Agriculture and Food:
High Food Prices in the Virgin Islands
CED-82-23, Dec 16, 1981
GAO was asked to determine actual food price differences between the Virgin Islands and other locations such as Washington, D.C.; southwest Florida; and Puerto Rico. GAO was also asked to determine whether any such differences have increased or decreased in recent years. GAO obtained and analyzed food price data from three different sources: the Bureau of Labor Statistics (BLS), the Department of Agriculture (USDA), and the Office of Personnel Management (OPM).

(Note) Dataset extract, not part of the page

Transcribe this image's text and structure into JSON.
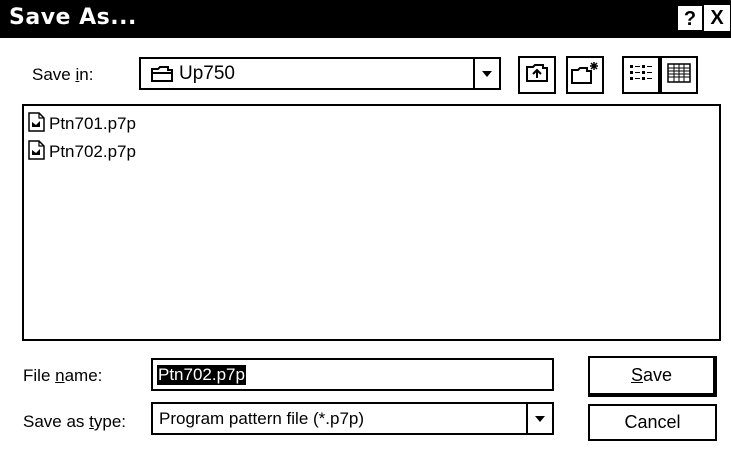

Each source used a different approach to assembling and analyzing its data, and these differences were reflected in the results. The results generally indicated that food prices are higher in the Virgin Islands than in Washington, D.C.; southwest Florida; and Puerto Rico. The amounts of the differences depended on the data gathered and the approaches used. Using different sets of data, Virgin Islands food prices ranged from 26 to 56 percent higher than food prices in Washington, D.C., and the price differences between the two areas have generally increased in recent years. None of the approaches used indicated changes in food prices in relation to changes in income or any other indicator. BLS measured specified units of measurement of 61 food items in various food outlets in Washington, D.C.; the Virgin Islands; and southwest Florida. This analytical approach is affected by the items and food outlet selected and the absence of items being weighted by importance. USDA measured 11 groups of food items defined as necessary to provide a nutritional diet. This was probably the best of the three approaches. However, it had a static base and did not reflect changes in individual food habits. The cost-of-living index used by OPM includes food items which closely resemble what many U.S. households buy but provides no comparison other than from each location to Washington, D.C.